Art beat // Hand-made objects of desire

More than 250 artists and artisans are expected to travel from around the country to the American Craft Council’s three-day show in St. Paul this month, but for some the journey will be as easy as a drive across the river.

Among the locals appearing this year are several craftspeople with Southwest ties, including Judith Kinghorn, a jewelry maker who keeps a studio near the intersection of Aldrich Avenue and West 26th Street in The Wedge neighborhood. Kinghorn was apologetic when she received a visitor there in late March: Her studio was in disarray because of a recent move from a nearby building, and she was short on time, needing to catch a flight soon to New York City where she was exhibiting in the CraftNEWYORK show.

Kinghorn didn’t disappoint, though, leading her visitor through the piles of boxes to a backroom safe from which she produced piece after piece of stunning gold and sterling silver jewelry. There was her allium stickpin, looking like a supernova burst of delicate flower buds, and her chrysanthemum brooch, a slow-burning fireball of oxidized gold that is one of her signature pieces.

They don’t sparkle so much as smolder. Kinghorn prefers the “more subdued look” of oxidized metal, and her flower-inspired jewelry has a subtle, velvety glow.

Kinghorn said she’s been making jewelry “obsessively since 1989” after prior careers in fields as different as transportation planning and interior design. She started out making earrings for friends, and the hobby quickly became a vocation.
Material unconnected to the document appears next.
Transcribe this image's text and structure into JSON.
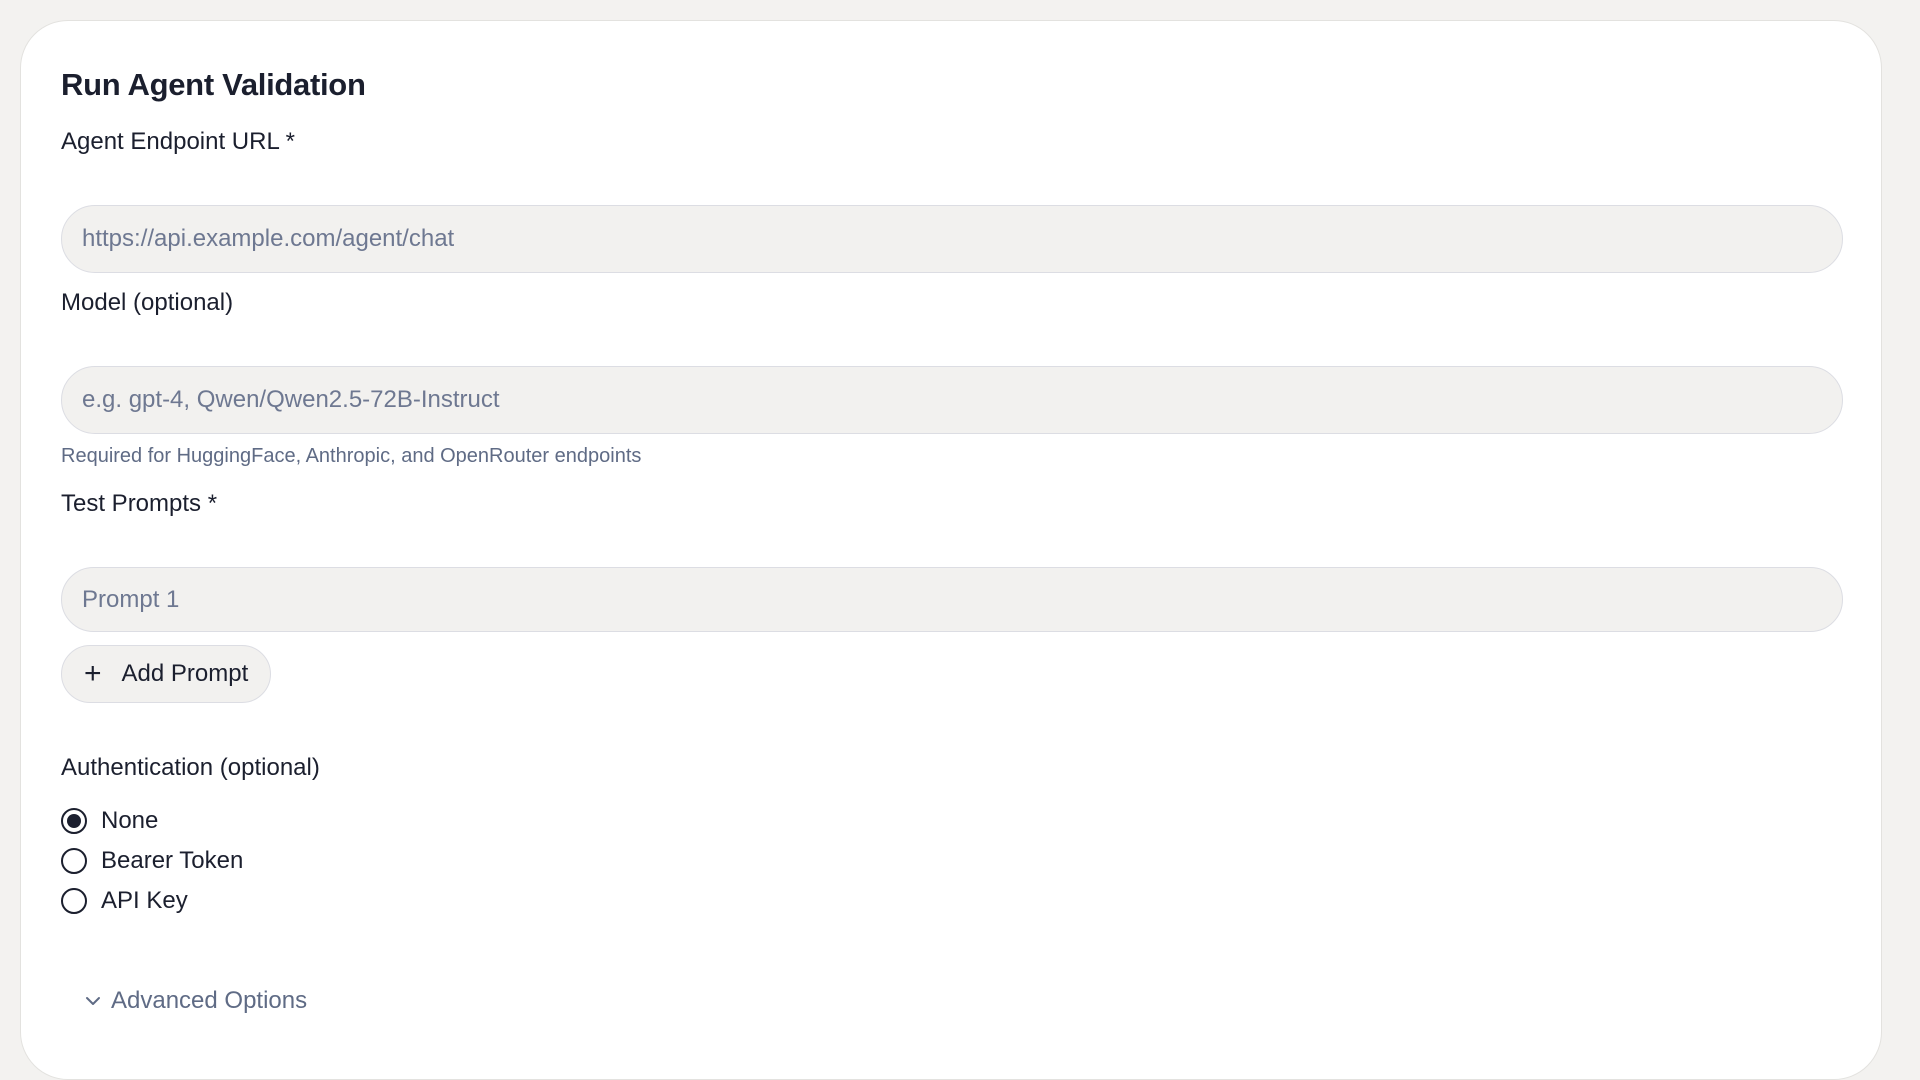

Her early pieces took geometric forms that reflected an interest in architecture. She was commissioned to produce a commemorative brooch for the 1993 opening of the Weisman Art Museum on the University of Minnesota campus, and she came up with a piece that mimicked the stainless steel carapace designed for the building by architect Frank Gehry.

She made 145 of the brooches. It took her a year.

These days, Kinghorn finds her inspiration in nature, but she doesn’t set out to meticulously replicate specific flowers or plants. She lets the materials and her imagination guide her and, although her pieces often come to resemble specific organic forms, Kinghorn doesn’t name them until they’re completed, a labor-intensive process that typically takes around 40 to 60 hours for each piece of jewelry.

The ceramicist Julia Timm used to live in Kenwood, where neighbors might recall her large garden, a multi-year project that eventually swallowed her entire yard. Then, about eight years ago, Timm was swallowed up by ceramics, a new passion that took the place of gardening and cooking for the former stay-at-home mom and recent empty nester.

“I gave up gardening and I gave up cooking, and I just really focused on it fulltime,” she recalled. “I gave up seeing my friends for about three years.”

Timm now lives in a condominium downtown and works out of a studio in Northeast’s Northrup King Building, where she produces vases, tea kettles, tableware and other pieces intended to be both functional and decorative under the name Fresh Mud Pottery.

Timm cuts and assembles slabs of clay for her pieces instead of working on a potters’ wheel. She embraces right angles and sharp edges in her work, emulating the creases and folds of Japanese origami.

Unlike Kinghorn, who has participated in American Craft Council shows since the early ’90s, this marks Timm’s first time participating in the juried exhibition. Making it into the show was one of her long-term goals, she said.

“For many, many years I went to the craft council show as a consumer,” Timm said. “I had no idea I would ever walk down this road and make work myself.”


The American Craft Council St. Paul Show runs April 20–22 at St. Paul’s RiverCentre, 175 W. Kellogg Blvd. Hours are 10 a.m.–8 p.m. Friday, 10 a.m.–6 p.m. Saturday and 10 a.m.–5 p.m. Sunday. Admission is $12 for one day or $20 for all three days. Admission to a preview party, 6 p.m.–9 p.m. April 19, is $75.